Neighboring Belmont also had a memorable season, inviting players back from the 2019-20 season to raise a boys hockey state championship banner for a title game that was never played due to COVID-19. The Marauders finished 19-2-3, reaching the Elite Eight behind the scoring of Cam Fici and the netminding of Ryan Griffin.
Acton-Boxborough’s girls hockey team won 18 games, but their season was about quality more than anything. Senior Cailey Ryan earned her 100th career point on the same night coach Brian Fontas notched his 300th win.
In the playoffs, A-B won consecutive games in overtime – Allie Corrieri and Natalie Hodgson netting the game-winners – before falling to Austin Prep in the Final Four.

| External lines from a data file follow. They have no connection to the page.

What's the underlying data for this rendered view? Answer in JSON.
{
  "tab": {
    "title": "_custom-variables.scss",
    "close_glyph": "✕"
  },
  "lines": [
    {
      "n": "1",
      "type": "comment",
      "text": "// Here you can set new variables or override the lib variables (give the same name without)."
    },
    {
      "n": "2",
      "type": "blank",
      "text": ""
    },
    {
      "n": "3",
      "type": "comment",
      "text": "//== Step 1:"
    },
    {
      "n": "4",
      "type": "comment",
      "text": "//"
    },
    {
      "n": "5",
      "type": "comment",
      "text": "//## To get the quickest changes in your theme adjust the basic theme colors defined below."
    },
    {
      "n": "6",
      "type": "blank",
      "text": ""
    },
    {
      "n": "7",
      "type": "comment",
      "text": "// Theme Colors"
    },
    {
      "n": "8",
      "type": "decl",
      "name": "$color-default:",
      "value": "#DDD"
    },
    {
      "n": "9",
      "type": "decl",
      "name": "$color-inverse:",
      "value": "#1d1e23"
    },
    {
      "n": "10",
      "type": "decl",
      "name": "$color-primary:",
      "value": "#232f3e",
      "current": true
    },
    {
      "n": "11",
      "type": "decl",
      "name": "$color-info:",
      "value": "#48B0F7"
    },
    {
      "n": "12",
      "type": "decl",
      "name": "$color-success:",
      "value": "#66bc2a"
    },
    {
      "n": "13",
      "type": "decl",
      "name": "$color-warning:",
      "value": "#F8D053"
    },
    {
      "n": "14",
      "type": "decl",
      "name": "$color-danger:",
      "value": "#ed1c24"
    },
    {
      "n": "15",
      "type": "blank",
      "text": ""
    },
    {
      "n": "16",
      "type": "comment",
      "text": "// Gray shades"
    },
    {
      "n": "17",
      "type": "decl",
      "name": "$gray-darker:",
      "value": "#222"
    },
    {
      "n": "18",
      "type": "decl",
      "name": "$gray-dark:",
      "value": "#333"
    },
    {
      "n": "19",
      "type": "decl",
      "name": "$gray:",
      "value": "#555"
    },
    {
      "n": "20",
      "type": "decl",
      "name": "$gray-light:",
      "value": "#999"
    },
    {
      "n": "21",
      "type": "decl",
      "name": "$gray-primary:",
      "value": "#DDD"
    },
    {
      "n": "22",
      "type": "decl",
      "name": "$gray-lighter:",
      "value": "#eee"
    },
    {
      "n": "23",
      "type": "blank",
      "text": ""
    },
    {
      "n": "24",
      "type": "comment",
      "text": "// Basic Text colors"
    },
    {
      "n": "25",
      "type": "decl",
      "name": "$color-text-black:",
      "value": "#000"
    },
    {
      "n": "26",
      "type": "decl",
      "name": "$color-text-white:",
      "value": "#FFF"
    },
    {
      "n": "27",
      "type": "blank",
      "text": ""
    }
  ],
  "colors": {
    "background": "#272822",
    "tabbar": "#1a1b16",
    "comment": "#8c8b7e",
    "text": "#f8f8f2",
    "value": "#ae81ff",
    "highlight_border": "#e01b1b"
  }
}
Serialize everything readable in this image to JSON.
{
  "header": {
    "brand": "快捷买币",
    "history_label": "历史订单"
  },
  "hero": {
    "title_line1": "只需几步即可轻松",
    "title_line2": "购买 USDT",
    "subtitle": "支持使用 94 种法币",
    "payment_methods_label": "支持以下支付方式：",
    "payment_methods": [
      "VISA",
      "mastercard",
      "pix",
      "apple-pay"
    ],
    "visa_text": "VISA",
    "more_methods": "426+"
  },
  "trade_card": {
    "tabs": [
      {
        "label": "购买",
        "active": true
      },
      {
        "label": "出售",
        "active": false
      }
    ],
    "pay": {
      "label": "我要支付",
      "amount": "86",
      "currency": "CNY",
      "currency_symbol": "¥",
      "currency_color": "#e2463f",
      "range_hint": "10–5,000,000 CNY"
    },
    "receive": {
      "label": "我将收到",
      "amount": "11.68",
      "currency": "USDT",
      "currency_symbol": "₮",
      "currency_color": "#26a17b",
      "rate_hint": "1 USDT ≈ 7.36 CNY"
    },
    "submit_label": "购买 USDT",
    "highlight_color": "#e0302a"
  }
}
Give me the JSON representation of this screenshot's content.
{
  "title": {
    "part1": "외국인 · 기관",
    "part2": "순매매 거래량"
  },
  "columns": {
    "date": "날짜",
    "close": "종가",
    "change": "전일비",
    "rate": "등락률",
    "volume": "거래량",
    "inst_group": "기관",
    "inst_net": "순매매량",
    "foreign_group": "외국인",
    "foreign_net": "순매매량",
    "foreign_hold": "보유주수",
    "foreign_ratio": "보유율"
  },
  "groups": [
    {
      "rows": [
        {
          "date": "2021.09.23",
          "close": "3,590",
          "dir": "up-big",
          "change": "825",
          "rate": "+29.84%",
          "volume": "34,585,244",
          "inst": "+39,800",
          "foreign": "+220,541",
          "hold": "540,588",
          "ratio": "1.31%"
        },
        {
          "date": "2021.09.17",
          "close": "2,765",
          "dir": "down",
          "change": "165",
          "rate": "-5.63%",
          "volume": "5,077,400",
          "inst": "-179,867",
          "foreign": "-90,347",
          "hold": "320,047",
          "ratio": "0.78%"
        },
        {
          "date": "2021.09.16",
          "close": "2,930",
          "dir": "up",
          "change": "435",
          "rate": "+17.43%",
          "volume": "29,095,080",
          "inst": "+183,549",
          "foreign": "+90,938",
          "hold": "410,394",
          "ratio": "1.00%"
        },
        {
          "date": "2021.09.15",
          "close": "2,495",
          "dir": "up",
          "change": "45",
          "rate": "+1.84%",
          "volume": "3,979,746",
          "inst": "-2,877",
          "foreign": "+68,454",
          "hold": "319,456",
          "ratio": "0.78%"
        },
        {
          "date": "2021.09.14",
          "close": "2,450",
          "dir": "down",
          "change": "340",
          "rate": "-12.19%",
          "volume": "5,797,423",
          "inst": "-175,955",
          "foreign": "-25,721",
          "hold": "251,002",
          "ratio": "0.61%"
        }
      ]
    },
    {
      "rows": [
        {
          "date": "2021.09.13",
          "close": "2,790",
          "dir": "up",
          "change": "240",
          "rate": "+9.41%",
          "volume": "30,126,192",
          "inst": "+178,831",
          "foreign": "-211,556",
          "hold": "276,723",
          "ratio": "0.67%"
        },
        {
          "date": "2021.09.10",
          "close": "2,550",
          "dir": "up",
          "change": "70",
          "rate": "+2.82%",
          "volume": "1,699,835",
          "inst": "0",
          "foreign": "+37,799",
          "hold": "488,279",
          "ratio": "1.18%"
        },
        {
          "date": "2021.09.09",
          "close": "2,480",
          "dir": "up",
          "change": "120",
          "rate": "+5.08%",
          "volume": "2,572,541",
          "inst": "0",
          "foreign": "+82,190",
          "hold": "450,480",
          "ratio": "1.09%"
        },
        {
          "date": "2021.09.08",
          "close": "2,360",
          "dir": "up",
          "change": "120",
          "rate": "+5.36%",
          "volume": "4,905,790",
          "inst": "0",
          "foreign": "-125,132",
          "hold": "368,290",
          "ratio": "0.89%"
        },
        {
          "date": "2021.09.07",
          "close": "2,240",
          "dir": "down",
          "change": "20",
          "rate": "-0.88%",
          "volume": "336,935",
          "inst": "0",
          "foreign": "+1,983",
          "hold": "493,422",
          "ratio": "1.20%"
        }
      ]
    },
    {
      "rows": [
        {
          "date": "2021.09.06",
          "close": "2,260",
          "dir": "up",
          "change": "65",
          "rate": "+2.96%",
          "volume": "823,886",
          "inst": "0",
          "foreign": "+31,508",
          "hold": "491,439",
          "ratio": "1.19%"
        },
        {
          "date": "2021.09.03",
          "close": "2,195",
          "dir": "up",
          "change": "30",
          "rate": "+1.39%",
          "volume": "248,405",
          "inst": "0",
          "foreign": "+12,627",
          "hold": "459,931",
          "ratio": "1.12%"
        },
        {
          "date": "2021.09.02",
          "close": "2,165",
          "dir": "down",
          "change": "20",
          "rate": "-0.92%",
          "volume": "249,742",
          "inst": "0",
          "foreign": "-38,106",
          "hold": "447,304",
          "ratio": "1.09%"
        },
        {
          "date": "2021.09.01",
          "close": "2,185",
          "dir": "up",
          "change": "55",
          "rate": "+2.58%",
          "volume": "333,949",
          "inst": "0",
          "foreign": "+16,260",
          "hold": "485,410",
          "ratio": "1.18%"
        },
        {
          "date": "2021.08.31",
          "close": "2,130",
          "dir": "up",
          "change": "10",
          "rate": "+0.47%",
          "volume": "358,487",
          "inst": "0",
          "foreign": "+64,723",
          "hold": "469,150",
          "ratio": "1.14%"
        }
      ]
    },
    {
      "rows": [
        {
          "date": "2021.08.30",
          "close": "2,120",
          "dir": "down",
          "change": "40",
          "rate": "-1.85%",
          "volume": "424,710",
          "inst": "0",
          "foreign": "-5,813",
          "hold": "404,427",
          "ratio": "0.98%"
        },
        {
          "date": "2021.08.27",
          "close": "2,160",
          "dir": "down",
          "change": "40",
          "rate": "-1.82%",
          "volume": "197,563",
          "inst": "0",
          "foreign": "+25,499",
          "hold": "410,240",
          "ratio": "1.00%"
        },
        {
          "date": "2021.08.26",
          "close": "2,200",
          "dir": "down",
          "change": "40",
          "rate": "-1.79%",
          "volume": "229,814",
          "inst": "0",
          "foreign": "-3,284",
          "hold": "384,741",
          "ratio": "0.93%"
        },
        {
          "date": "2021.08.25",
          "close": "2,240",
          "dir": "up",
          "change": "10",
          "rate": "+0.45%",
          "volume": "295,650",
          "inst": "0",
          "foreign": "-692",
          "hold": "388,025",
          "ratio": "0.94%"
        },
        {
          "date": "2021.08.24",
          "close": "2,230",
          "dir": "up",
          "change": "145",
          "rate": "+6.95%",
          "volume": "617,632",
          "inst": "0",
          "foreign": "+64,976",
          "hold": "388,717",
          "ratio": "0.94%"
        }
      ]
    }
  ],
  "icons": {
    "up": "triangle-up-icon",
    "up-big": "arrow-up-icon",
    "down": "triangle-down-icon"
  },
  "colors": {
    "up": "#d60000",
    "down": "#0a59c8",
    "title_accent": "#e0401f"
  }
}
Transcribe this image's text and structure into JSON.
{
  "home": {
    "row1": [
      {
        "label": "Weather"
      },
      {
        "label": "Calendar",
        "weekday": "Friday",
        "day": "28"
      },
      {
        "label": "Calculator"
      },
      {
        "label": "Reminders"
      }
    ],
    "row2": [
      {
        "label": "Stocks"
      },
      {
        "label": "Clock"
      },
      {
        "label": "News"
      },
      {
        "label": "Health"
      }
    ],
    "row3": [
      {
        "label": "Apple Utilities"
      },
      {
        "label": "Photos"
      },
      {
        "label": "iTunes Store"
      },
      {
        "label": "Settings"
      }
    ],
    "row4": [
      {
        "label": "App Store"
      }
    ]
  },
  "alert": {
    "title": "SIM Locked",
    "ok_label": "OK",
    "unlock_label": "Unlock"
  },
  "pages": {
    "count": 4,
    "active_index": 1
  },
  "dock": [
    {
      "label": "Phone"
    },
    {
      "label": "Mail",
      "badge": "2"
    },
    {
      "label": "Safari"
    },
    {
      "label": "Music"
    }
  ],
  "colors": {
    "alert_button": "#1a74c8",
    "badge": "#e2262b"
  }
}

Newton North’s boys basketball team sent its backers on an emotional ride, despite playing in front of mostly empty gyms during the season. With fans restricted at North due to COVID, the Tigers started a petition – which eventually proved fruitless – to discontinue the limit on spectators.
North made an appearance at TD Garden on Feb. 5 for the Andrew James Lawton Invitational, a game twice postponed due to COVID-19 and a blizzard. The Tiger lost to Andover, and that same day, Newton resident Preston Settles collapsed on the court while playing for the Brooks School.
Settles, at age 15, died on Feb. 27 and the Tigers honored him at their March 4 playoff game against Wellesley, wearing his school’s colors (black and green) with “PS3” on their warmup T-shirts. Jose Padilla made a pregame speech and Jason Antonellis sank a buzzer-beater from beyond half court in a 65-51 win.
North defeated Andover on its way to the state championship game before losing to undefeated BC High in Lowell.
Billerica’s cheerleading team capped off the winter by winning the national championship by scoring a program-record 97.1 points out of a possible 100. They previously won their eighth state title earlier in March.
Spring brought familiarity. More Needham volleyball dominance and Newton North again swept track and field state titles.
North’s girls repeated as outdoor champs despite entering the final three relays in fourth place. Three second-place finishes lifted the Tigers to a two-point win over Westford Academy. The boys compiled 107.5 points to take their title.
Needham’s boys volleyball team, which didn’t lose a set the previous year, nearly matched that feat, losing just one set before capping another unbeaten season with a 3-0 win over Westford Academy in the title match in Danvers.
The Ghosts, who had won 21 matches in a row, made their first appearance in the championship, but Ohio State-bound Ben Putnam (21 kills) and Ethan McCarron’s match-clinching block sent the Rockets to another crown.
Concord-Carlisle and Acton-Boxborough both won boys tennis state championships on the same day, with A-B stopping Brookline’s 82-match win streak. Lucas Bikkesbakker clinched C-C’s third consecutive title with a comeback win at No. 1 singles on a brisk day at MIT.
The school year’s final day of work – filling the cardboard backing of my notebook because each page was already filled – involved the Billerica boys lacrosse team.
On the first night of summer at Worcester State University’s Coughlin Field, the team’s fans filled two-thirds of the bleachers and cheered every goal, save and defensive stop. The Indians lost to Longmeadow, 9-8, in double OT, silencing anyone wearing green and white.
But four days prior in Walpole, BMHS released decades of pent-up frustration by defeating Duxbury for the first time when Aidan Gibbons scored with one second left for a 10-9 win. The markings of Billerica’s comeback from three goals down populated the notebook’s final page.
But the images of the team and its coaches jumping, hugging and yelling “Let’s goooooo” is what I’ll remember the most.
The notebook will eventually find its way into the trash. The videos and pictures from a memorable ten months will be backed up to the cloud on my iPhone 12. Many of the athletes will remain on Cloud Nine.
Follow Tim Dumas on Twitter: @TimDumas.